Some time around then, we went for a night out in Selva. Drinking. So much drinking. After pre-drinking following an epic chalet meal, we went to a couple of different bars (I could totally be mooshing a few nights together here), making it to some kind of salsa class at 11pm in a packed, sticky bar. Needless to say, everyone was wasted, and I’m not sure how much salsa anyone really managed. I do distinctly remember being somehow cut off from the group I was with by some Italian guys, and backing away from them until I literally had my back against the wall (where the ‘wall’ in this case is a big stone column). They’re kind of aggressive. I also remember terrifying amounts of jäger (much like with the barkeep at my concert in Germany, I ended up inverted alcohol/mixer quantities, having around 1/3 can of red bull and nearly half a bottle of jäger in my cup). I couldn’t get through it, funnily enough, and passed it off to poor Rex, who just about died. Finally, I somehow managed to cut myself quite badly on the plastic cup, and asked the bartender for a band-aid. By the time I was sorted out, I turned around to find out that everybody I was with had left. I sent a rather enjoyably irritated text ranting at Wicklund, then trekked off into the snow and figured my way back home. Using wind direction. Like all good drunken sailors.
On my final proper day of riding, I did the Sella Ronda again, but in the reverse direction. It was much better: steeper, faster, longer, superb. I was trying for the girl speed-record, but got lost for quite a while in the middle, and made the rookie (safety) errors of both paying attention to signs, and unstrapping when I was supposed to. Next time! Because there will be a next time.
On Friday night we went to go and see the local team play ice hockey against their nearby rivals.

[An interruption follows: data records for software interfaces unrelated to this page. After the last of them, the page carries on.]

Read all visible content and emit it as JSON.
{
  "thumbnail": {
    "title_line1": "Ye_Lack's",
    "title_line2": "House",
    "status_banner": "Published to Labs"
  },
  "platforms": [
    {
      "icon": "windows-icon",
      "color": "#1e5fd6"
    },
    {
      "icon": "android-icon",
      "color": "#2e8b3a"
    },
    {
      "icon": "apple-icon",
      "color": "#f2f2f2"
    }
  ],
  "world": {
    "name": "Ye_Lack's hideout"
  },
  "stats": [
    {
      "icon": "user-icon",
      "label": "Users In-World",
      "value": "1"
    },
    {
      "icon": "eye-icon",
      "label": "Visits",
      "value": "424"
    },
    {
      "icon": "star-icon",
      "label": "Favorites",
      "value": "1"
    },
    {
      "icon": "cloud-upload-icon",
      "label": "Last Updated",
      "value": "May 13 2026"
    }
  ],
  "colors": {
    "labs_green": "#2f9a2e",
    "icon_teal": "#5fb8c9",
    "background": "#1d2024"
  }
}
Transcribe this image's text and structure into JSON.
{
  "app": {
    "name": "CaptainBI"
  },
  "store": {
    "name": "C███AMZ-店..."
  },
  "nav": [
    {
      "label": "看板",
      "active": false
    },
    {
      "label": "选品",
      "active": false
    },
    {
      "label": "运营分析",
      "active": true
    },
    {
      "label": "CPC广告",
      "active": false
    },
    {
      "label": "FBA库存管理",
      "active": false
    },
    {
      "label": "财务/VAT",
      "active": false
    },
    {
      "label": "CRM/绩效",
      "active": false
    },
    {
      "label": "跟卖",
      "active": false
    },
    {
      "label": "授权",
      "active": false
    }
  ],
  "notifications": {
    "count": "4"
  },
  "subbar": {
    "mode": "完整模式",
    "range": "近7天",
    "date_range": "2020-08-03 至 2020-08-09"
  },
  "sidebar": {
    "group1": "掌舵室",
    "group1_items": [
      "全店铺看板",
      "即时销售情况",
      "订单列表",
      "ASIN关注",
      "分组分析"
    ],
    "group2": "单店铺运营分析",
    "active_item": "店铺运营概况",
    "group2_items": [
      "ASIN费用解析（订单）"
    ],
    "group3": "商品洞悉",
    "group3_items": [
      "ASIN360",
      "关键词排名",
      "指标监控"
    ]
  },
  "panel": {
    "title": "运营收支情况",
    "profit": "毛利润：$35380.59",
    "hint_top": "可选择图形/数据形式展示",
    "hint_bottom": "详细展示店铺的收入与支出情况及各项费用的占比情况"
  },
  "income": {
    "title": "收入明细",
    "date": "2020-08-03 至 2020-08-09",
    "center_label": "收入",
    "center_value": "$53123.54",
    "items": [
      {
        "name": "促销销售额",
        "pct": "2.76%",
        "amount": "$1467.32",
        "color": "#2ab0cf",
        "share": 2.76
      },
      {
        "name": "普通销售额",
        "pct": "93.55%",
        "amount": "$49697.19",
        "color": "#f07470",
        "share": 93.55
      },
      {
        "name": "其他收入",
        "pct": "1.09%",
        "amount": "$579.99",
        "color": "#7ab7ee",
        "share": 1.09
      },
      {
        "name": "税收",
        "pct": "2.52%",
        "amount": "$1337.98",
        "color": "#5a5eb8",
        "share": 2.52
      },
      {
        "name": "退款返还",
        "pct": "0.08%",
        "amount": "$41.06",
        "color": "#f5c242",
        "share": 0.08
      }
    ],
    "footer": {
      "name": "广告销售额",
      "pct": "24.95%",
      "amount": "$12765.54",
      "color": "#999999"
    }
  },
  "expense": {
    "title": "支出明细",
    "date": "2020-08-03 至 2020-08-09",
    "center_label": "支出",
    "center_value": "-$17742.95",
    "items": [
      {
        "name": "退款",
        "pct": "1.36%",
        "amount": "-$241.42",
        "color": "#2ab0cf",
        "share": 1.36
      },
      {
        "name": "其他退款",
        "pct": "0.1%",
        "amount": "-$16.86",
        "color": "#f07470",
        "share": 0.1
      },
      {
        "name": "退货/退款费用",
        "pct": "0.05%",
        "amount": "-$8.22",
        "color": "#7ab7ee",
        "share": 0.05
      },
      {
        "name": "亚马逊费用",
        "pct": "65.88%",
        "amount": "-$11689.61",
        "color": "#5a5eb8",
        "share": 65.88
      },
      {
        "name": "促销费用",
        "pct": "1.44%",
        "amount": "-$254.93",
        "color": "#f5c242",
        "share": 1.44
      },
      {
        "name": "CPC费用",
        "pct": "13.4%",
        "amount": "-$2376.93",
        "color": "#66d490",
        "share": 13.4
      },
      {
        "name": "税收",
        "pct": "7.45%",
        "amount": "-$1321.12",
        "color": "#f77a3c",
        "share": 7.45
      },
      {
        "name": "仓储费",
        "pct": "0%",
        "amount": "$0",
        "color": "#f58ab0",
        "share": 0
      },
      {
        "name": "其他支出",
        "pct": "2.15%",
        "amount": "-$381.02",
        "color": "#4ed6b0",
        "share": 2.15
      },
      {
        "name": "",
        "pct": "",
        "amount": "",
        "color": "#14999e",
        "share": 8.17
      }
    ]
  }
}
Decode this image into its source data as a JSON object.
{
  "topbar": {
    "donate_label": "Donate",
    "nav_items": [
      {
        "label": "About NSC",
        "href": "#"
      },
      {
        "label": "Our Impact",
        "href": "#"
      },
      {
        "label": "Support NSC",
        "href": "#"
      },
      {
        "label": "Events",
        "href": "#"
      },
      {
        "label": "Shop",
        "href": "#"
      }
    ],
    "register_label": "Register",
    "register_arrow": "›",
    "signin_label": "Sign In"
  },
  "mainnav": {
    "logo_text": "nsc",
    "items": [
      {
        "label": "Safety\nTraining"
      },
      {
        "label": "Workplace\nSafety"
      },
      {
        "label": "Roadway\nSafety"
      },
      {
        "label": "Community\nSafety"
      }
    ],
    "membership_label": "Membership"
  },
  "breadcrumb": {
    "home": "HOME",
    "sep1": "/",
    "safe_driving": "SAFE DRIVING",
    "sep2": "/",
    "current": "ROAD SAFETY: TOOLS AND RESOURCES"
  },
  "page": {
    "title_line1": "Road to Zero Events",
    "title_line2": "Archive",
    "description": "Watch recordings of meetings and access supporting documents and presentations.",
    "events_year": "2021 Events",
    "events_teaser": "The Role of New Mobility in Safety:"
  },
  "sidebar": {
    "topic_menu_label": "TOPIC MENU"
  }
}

It was my first ice hockey game (loved it), and also my first mulled wine experience (ditto). It’s nothing on the Russian ice hockey experience of course, but on the upside, there was ample entertainment to be found in the opposing team’s supporters’ enthusiasm and rage; not to mention one of the player’s surnames:
After a quick ride the next morning, I headed off to Prague to start my CELTA. I, awesomely, managed to get off in Prague at the wrong stop (the penultimate, rather than final, stop). I got on the next train to the city, and had my first functional Russian conversation, explaining the situation to the lovely train conductor. She let me get on with no ticket :). I was then greeted (‘gret’ should be a word. So should ‘sprunt’ for sprinted and ‘meese’ for the plural of moose) by a taxi driver sent by the school, and we talked in broken Russian the whole way to where I was staying. I was also somewhat flabbergasted to hear what was recognisably ‘These Boots Are Made for Walking’ on the radio, but all in Czech!
I just have to stress one more time how much I loved my time in Selva, and give a massive shout-out to Wicklund, Rex, and Kim in particular. Thanks so much for your unbelievable awesomeness and hospitality!!! 😀